Located in the northwestern part of Wyoming, Park County is a region of stunning natural beauty, diverse landscapes, and rich cultural heritage. Encompassing an area of approximately 6,967 square miles, or roughly 4,460,480 acres, Park County is characterized by its rugged mountains, pristine rivers, expansive plains, and abundant wildlife. Its diverse geography offers a range of recreational opportunities, from outdoor adventures to tranquil escapes.

Geography and Topography
Park County is bordered by Montana to the north, Big Horn County to the east, Washakie County to the southeast, Hot Springs County to the south, and Fremont County to the southwest. The county's landscape is dominated by the Absaroka Range to the west, the Wind River Range to the south, and the Big Horn Mountains to the northeast. These mountain ranges boast numerous peaks exceeding 10,000 feet in elevation, including notable summits such as Francs Peak, Mount Washburn, and Pilot Peak.

In addition to its mountainous terrain, Park County features vast plains and valleys, including the fertile Clark's Fork Valley and the scenic Wapiti Valley. The county is traversed by several major waterways, including the Yellowstone River, the Shoshone River, and the Clarks Fork of the Yellowstone River. These rivers provide essential water resources for agricultural activities and support diverse ecosystems.

Climate and Weather
Park County experiences a continental climate with distinct seasonal variations. Summers are generally mild to warm, with average temperatures ranging from 70°F to 80°F. Winters are cold and snowy, with temperatures often dropping below freezing, especially in higher elevations. The county receives an average annual precipitation of around 15 to 20 inches, with the majority occurring as snowfall during the winter months.

Elevation plays a significant role in shaping the climate of Park County, with higher elevations experiencing cooler temperatures and heavier snowfall. The region's weather patterns can be influenced by mountainous terrain, resulting in localized variations in precipitation and temperature.

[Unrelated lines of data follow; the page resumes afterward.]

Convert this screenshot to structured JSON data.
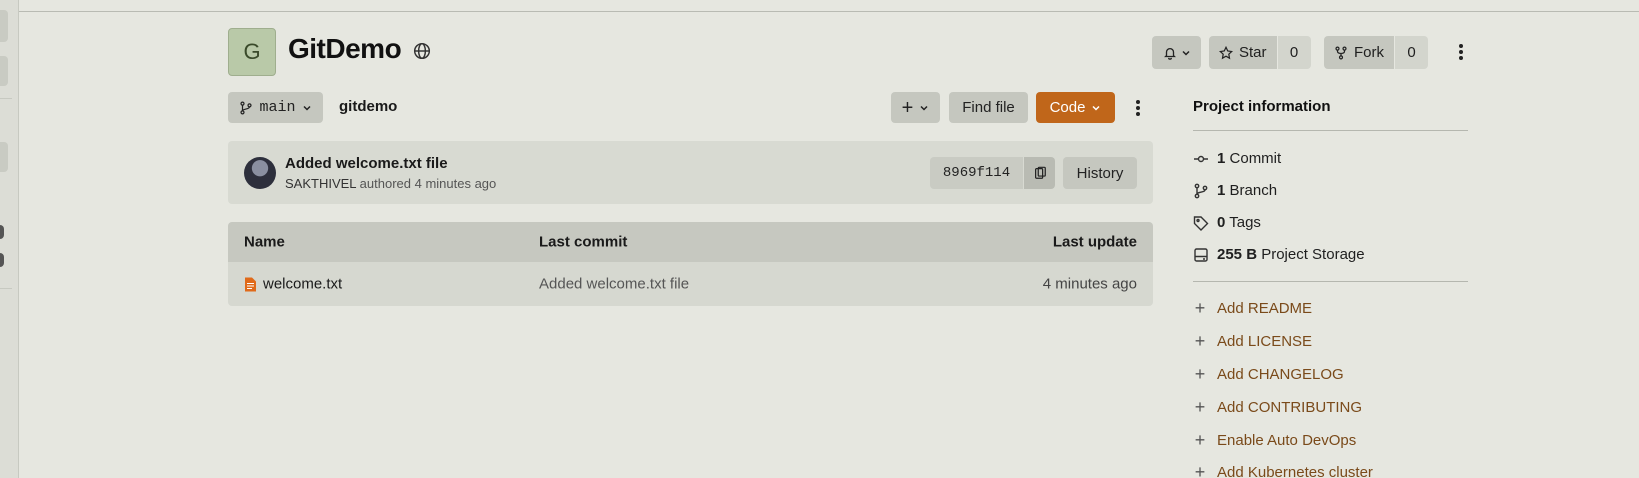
{
  "project": {
    "initial": "G",
    "name": "GitDemo"
  },
  "header": {
    "star_label": "Star",
    "star_count": "0",
    "fork_label": "Fork",
    "fork_count": "0"
  },
  "repo_bar": {
    "branch": "main",
    "breadcrumb": "gitdemo",
    "find_file_label": "Find file",
    "code_label": "Code",
    "code_color": "#c0661a"
  },
  "last_commit": {
    "title": "Added welcome.txt file",
    "author": "SAKTHIVEL",
    "meta": "authored 4 minutes ago",
    "sha": "8969f114",
    "history_label": "History"
  },
  "file_table": {
    "headers": {
      "name": "Name",
      "last_commit": "Last commit",
      "last_update": "Last update"
    },
    "rows": [
      {
        "name": "welcome.txt",
        "last_commit": "Added welcome.txt file",
        "last_update": "4 minutes ago",
        "icon": "file-text-icon"
      }
    ]
  },
  "project_info": {
    "title": "Project information",
    "stats": [
      {
        "count": "1",
        "label": "Commit",
        "icon": "commit-icon"
      },
      {
        "count": "1",
        "label": "Branch",
        "icon": "branch-icon"
      },
      {
        "count": "0",
        "label": "Tags",
        "icon": "tag-icon"
      },
      {
        "count": "255 B",
        "label": "Project Storage",
        "icon": "storage-icon"
      }
    ],
    "actions": [
      "Add README",
      "Add LICENSE",
      "Add CHANGELOG",
      "Add CONTRIBUTING",
      "Enable Auto DevOps",
      "Add Kubernetes cluster"
    ]
  }
}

Agriculture, Farming, and Ranching
Agriculture is a vital sector of Park County's economy, with farming and ranching playing key roles in sustaining rural communities and preserving the region's heritage. The county's fertile valleys and plains support a variety of crops, including hay, barley, wheat, and sugar beets. Livestock farming, particularly cattle and sheep ranching, is also prevalent across the county.

Park County is home to numerous ranches and farms, offering opportunities for those interested in agricultural pursuits. Properties range from small-scale family farms to expansive ranches encompassing thousands of acres. The county's favorable climate and abundant water resources make it conducive to agricultural activities, contributing to the production of high-quality crops and livestock.

Oil and Gas Production and Exploration
In addition to agriculture, Park County is known for its significant reserves of oil and natural gas. The county has been a focal point for oil and gas production and exploration, with several active drilling operations and extraction sites. The development of these resources has provided economic opportunities for local communities while also raising environmental concerns.

Park County's oil and gas industry has experienced fluctuations in production levels and market dynamics, influenced by factors such as commodity prices, regulatory policies, and technological advancements. Despite these challenges, the sector continues to be an important contributor to the county's economy, supporting jobs, revenue generation, and infrastructure development.

Recreation, Hunting, and Fishing in Park County
With its diverse landscapes and abundant wildlife, Park County offers a wealth of recreational opportunities for outdoor enthusiasts. The county's mountains, rivers, and forests provide a playground for activities such as hiking, camping, mountain biking, and wildlife viewing. Additionally, the region boasts world-class fishing and hunting opportunities, with ample populations of trout, elk, deer, and other game species.

Properties in Park County cater to outdoor enthusiasts, with a variety of hunting and fishing properties available for sale. These properties range from secluded mountain retreats to riverfront estates, offering access to prime hunting grounds and pristine fishing waters. Whether seeking adventure or tranquility, Park County provides an idyllic setting for outdoor recreation and wilderness exploration.

Park County Communities and County Seat
Park County is home to several towns and communities, each with its own distinct character and charm. The county seat is Cody, a vibrant city located in the heart of the region. Named after the legendary showman Buffalo Bill Cody, Cody serves as a hub for tourism, culture, and commerce in Park County. Other notable communities include Powell, Meeteetse, and Wapiti, each offering a blend of small-town hospitality and Western heritage in the  American West.

A list of cities and towns in Park County, Wyoming:

1. Cody (County Seat)
2. Powell
3. Meeteetse
4. Clark
5. Wapiti
6. Garland
7. Ralston
8. Heart Mountain
9. Sunlight
10. Corbett
11. Elk Basin
12. Frannie

These towns and communities contribute to the vibrant cultural tapestry and unique character of Park County, offering residents and visitors alike a glimpse into the rich heritage and Western spirit of the region.